◆ Task details ◆
Each line of the material must be reproduced exactly; pictures stay out.

◆ The data ◆
+++

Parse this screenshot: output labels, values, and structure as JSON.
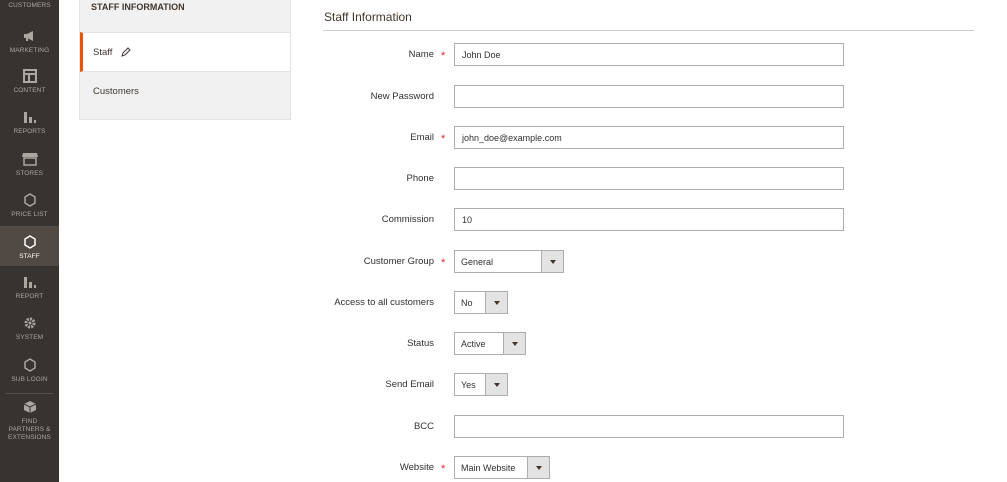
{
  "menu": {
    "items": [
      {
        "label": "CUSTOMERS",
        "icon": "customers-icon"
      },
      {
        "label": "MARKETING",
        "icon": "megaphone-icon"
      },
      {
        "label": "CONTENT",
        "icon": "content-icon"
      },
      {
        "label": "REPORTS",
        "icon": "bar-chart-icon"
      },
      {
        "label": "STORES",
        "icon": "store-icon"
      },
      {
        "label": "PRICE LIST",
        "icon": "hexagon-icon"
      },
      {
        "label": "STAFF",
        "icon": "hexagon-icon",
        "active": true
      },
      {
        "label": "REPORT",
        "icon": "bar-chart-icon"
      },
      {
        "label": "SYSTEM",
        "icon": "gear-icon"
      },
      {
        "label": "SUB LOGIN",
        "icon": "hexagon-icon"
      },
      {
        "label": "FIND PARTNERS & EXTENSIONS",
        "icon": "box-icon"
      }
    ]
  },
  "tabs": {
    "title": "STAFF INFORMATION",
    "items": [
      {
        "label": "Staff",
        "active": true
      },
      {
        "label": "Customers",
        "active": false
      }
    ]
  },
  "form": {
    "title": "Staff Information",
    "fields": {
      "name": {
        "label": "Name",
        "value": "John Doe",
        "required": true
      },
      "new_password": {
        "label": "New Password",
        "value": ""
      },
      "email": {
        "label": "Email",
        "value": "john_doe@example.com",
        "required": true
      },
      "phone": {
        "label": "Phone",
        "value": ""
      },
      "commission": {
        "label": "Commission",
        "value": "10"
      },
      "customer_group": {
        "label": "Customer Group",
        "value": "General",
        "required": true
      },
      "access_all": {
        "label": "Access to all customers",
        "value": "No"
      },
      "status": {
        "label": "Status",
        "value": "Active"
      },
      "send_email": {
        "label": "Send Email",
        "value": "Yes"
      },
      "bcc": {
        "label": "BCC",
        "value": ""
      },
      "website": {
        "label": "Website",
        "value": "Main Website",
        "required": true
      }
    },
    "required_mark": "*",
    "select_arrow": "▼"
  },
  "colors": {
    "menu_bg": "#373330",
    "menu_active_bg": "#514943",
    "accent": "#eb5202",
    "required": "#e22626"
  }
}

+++

◆ Solution for this problem ◆
Parse this screenshot: output labels, values, and structure as JSON.
{
  "menu": {
    "items": [
      {
        "label": "CUSTOMERS",
        "icon": "customers-icon"
      },
      {
        "label": "MARKETING",
        "icon": "megaphone-icon"
      },
      {
        "label": "CONTENT",
        "icon": "content-icon"
      },
      {
        "label": "REPORTS",
        "icon": "bar-chart-icon"
      },
      {
        "label": "STORES",
        "icon": "store-icon"
      },
      {
        "label": "PRICE LIST",
        "icon": "hexagon-icon"
      },
      {
        "label": "STAFF",
        "icon": "hexagon-icon",
        "active": true
      },
      {
        "label": "REPORT",
        "icon": "bar-chart-icon"
      },
      {
        "label": "SYSTEM",
        "icon": "gear-icon"
      },
      {
        "label": "SUB LOGIN",
        "icon": "hexagon-icon"
      },
      {
        "label": "FIND PARTNERS & EXTENSIONS",
        "icon": "box-icon"
      }
    ]
  },
  "tabs": {
    "title": "STAFF INFORMATION",
    "items": [
      {
        "label": "Staff",
        "active": true
      },
      {
        "label": "Customers",
        "active": false
      }
    ]
  },
  "form": {
    "title": "Staff Information",
    "fields": {
      "name": {
        "label": "Name",
        "value": "John Doe",
        "required": true
      },
      "new_password": {
        "label": "New Password",
        "value": ""
      },
      "email": {
        "label": "Email",
        "value": "john_doe@example.com",
        "required": true
      },
      "phone": {
        "label": "Phone",
        "value": ""
      },
      "commission": {
        "label": "Commission",
        "value": "10"
      },
      "customer_group": {
        "label": "Customer Group",
        "value": "General",
        "required": true
      },
      "access_all": {
        "label": "Access to all customers",
        "value": "No"
      },
      "status": {
        "label": "Status",
        "value": "Active"
      },
      "send_email": {
        "label": "Send Email",
        "value": "Yes"
      },
      "bcc": {
        "label": "BCC",
        "value": ""
      },
      "website": {
        "label": "Website",
        "value": "Main Website",
        "required": true
      }
    },
    "required_mark": "*",
    "select_arrow": "▼"
  },
  "colors": {
    "menu_bg": "#373330",
    "menu_active_bg": "#514943",
    "accent": "#eb5202",
    "required": "#e22626"
  }
}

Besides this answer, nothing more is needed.